The Ivy Hotel
The Ivy Hotel in Eyre Street was known as Baker’s Hotel during the Black and Tan era. Captain Baker, who had served in the war, lived there with his daughters. A number of Black and Tans, including the infamous Krumm, lived there, and others frequented the hotel. The girls were friendly with the Tans and the local IRA took a poor view of this.
One of the daughters, Eileen, came downstairs early one morning and opened the front door for the postman. “I turned my back and the folding doors were flung open. Six tall men came in wearing black clothes all over their heads and faces. One man walked up to me with a revolver and pulled me to the middle of the hall, whilst the man behind caught my plait — I had my hair in plaits at the time — near the head. They cut the plait with a single clip. They said very little but they searched all the police coats and caps before they walked out. The man with the revolver had a razor, as if they intended to shave my head.” Miss Baker’s head was cropped close.
That night, during curfew hours, parties of men, carrying revolvers and electric torches, wearing black and white masks, slouch hats, and uniforms called on the houses of Mrs Madden, St Brendan’s Terrace; Mrs Broderick, Prospect Hill; and Mr Turke, College Road. Miss Gertie Madden, Miss Margaret Broderick, and Miss Margaret Turke were taken outside and their hair cropped close with three pairs of scissors wielded by three men, while a fourth held a torch.
The hotel was fully licensed, had electric light and central heating throughout, and a very good billiard table which proved to be very popular. It was described as ‘a home from home’.

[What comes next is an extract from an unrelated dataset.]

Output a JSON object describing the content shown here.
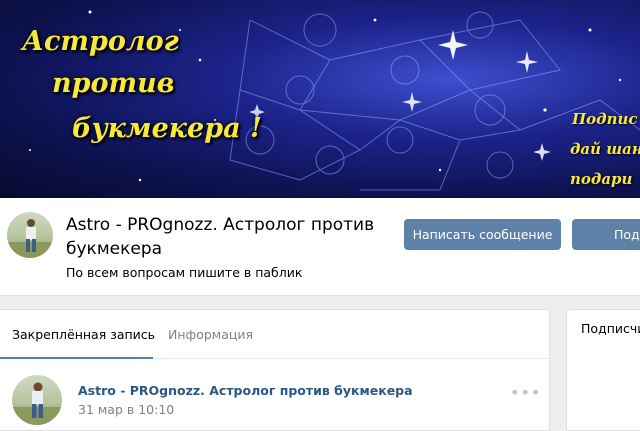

In 1937, the hotel was bought by Miss Julia Puniard, who was always known as ‘The Matron’ as she had spent some years as matron in Summerhill College. The facade of the building was covered in ivy, and this gave the hotel its new name. She catered for a number of permanent guests, but most people who stayed there came to Galway on business or for a short holiday. One of the permanent guests was Charlie Costelloe whose family had been in the flour business. He originally lived in The Croft in Taylor’s Hill, and when his father died, he moved into the Royal Hotel. He transferred to the Ivy after the Royal closed. The famous Limerick hurling goalkeeper Paddy Scanlon was also a permanent guest, as was Mrs Wade, an irrepressible elderly widow who died tragically when a man running on the footpath knocked her down and seriously injured her. The distinguished national school teacher and much loved Taibhdhearc actor Cyril Mahony lived there until the Ivy closed, and then he moved to an apartment in Dominick Street.
Our photograph was taken c1975 from Rosemary Avenue and was kindly given to us by Mixie Clarke. As you can see from the gable, there had been another building attached to the left of the hotel as we look at it. The structure we see in the distance was the back of the County Buildings.
On Wednesday next, An Taisce is hosting a lecture in The Ardilaun at 8pm. The title is Traditional Death Customs in Rural Ireland. It will be given by Anne Ridge and all are welcome.